The growing number of patients puts even
more strain on the already ill-equipped
“The clinical facility is too small, too
SEE CANCER, PAGE 10
TODAY Partly cloudy, H 85, L 64
THURSDAY Mostly cloudy, H 83, L 65
FRIDAY Isolated T-storms, H 82, L 66
this case all the way, this case will
take years to be ultimately decid
ed,” he said.
Chancellor James Moeser has
said that he does not expect the
University to change any of its poli
cies, noting the difficult constitu
tional issues involved in the case.
“Our policy is legally well-bound
ed; this is the best placement for us
to be in,” he said during an inter
view last Thursday. “We are trying
SEE LAWSUIT, PAGE 10
records neoct door
BY JIM WALSH
ASSISTANT ARTS & ENTERTAINMENT EDITOR
Locals in search of obscure
albums now have another haven
beneath the sign of the fish.
An addition to Schoolkids
Records, a stalwart among
Franklin Street music vendors
recognizable by its red-eyed fish
logo, opened Tuesday. Along with
a wider selection of used CDs and
vinyl records, the space adds a per
formance stage for local acts.
The new wing of Schoolkids,
which is adjacent to the original
store, will invigorate businesses
on Franklin Street, said General
Manager Ric Culross. He noted
that the in-house stage will bring
anew element to Franklin Street.
“If we can create excitement

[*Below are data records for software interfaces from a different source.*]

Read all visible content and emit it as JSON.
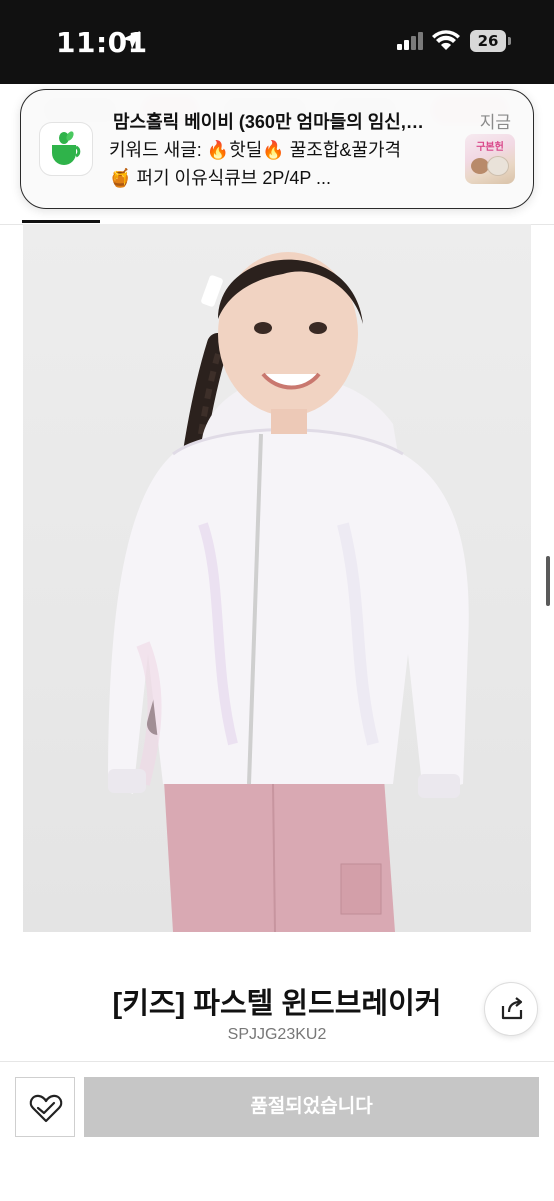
{
  "status_bar": {
    "time": "11:01",
    "battery": "26"
  },
  "notification": {
    "app_icon": "teacup-app-icon",
    "title": "맘스홀릭 베이비 (360만 엄마들의 임신,…",
    "line1": "키워드 새글: 🔥핫딜🔥 꿀조합&꿀가격",
    "line2": "🍯 퍼기 이유식큐브 2P/4P ...",
    "time": "지금",
    "thumbnail_label": "구본헌"
  },
  "product": {
    "title": "[키즈] 파스텔 윈드브레이커",
    "code": "SPJJG23KU2",
    "image": "girl-in-iridescent-windbreaker-photo"
  },
  "actions": {
    "share_icon": "share-icon",
    "wish_icon": "heart-check-icon",
    "soldout_label": "품절되었습니다"
  }
}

inside the store, it helps the town,”
he said. Those in charge of the
store installed a stage at the new
location to aid local acts and usher
in a broader range of live music in

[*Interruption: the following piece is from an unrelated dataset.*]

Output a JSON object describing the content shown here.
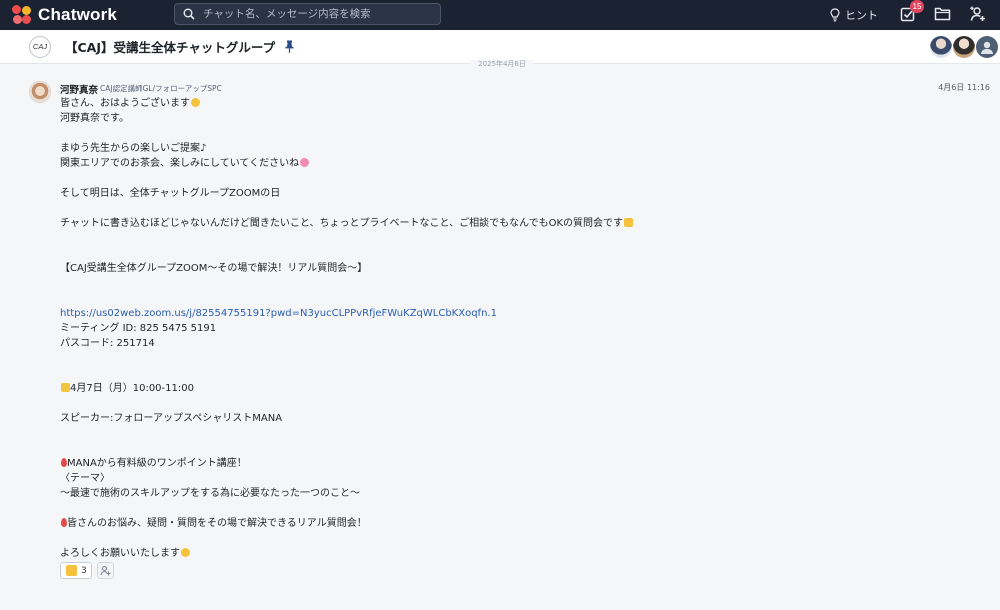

“I’m planning on having some
fun with that stage,” said Drew
Roberson, the assistant manager
at the new location, who will be
Schoolkids has become known
for its advocacy of independent
music and lesser-known artists.
The store strives to accommodate
independent record labels and
other artists who wouldn’t other
wise be available at larger chain
stores, Culross said.
“We’re definitely not a mall
store,” said Ken Thurheimer, the
manager at the original Franklin
There is no typical custom
er, Thurheimer said, but many
patrons of Schoolkids are after
“Independent record stores
are for people who really love the
music,” he said.
Many of those in the store
Tuesday morning said they enjoy
the atmosphere Schoolkids pro
vides, particularly the music
played in the store.
“It wakes you up,” said freshman
The look of the new Schoolkids
SEE SCHOOLKIDS, PAGE 10